Energy Storage

iStock_000019390674_ExtraSmallElectricity demand often fluctuates; for example, demand is typically low at night when people are sleeping and are not using any appliances, or demand may be high during a hot summer day when air conditioners are running on high. During periods of low demand, excess energy that is generated can be stored and later used to provide electricity during periods when demand is high. Storing energy allows a more efficient balance of electricity supply and demand.  Electrical energy is stored when there is excess energy (i.e. supply exceeds demand) and it is used when levels of consumption are higher than levels of production. This takes the strain off the power load, dodging blackouts, making delivery of electricity more efficient and cost-effective, as well as enabling the storage of intermittent energy sources such as solar or wind energy.

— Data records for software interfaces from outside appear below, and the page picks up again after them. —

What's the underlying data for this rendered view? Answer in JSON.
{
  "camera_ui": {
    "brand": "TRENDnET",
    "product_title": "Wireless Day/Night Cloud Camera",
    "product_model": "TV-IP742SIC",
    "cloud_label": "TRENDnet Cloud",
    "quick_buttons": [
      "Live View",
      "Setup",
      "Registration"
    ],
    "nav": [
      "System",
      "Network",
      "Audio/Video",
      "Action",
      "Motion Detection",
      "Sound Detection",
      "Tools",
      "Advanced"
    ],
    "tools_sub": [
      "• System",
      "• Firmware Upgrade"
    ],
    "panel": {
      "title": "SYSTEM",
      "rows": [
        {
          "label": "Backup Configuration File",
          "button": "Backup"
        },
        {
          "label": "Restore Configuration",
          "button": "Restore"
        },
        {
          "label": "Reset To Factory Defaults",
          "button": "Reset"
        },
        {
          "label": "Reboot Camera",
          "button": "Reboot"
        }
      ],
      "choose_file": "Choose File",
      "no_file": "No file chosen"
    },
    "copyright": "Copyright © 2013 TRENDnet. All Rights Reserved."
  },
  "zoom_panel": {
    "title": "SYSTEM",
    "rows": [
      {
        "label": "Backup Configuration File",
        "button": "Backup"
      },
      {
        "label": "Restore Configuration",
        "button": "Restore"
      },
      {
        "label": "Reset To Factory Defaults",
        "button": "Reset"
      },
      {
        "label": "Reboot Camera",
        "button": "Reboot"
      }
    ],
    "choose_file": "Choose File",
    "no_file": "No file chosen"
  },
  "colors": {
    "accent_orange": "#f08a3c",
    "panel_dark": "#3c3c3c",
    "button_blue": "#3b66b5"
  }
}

In addition to home energy storage use, however, there are very specific applications of energy storage that relate to vehicles, including:

Battery Technology

There is a substantial market for improved battery technology that reduces the impact on the environment, reduces the cost for vehicles (especially pure battery electric vehicles), and extends the range or life of the battery for the consumer.  The three main factors of battery technology are size, weight, and cost.  In order to make electric vehicles more mainstream and less reliant on taxpayer dollars through tax credits/incentives, investments must be made to optimize these three factors.

Second Life Battery Technology

When plug-in vehicle batteries degrade over time, they are insufficient for automotive use but can still be reused in other applications, increasing the total value of the battery over its life and providing a decreased risk to consumers, OEMs, and others.  As the demand for electric vehicles grow (which is expected), there will be two choices when the vehicles are retired: how do we dispose of the batteries properly and/or how do we repurpose the batteries?  Considering the environmental degradation associated with improper battery disposal, two markets may open up substantially with the uptick in plug-in vehicles: battery recycling and second life battery technology.

Vehicle Grid Integration

Advanced in technology are occurring to integrate electric vehicles  with the grid through the use of demand response charging as well as allowing the vehicle to feed energy to the grid (essentially becoming an electricity generator as well as an electricity user).

Fuel Cell Technology for Use in Vehicles

Fuel cell vehicles are already on the road and expected to increase in substantial numbers, especially in the Southern California area where large investments of hydrogen fueling infrastructure are planned.

Resources for energy storage: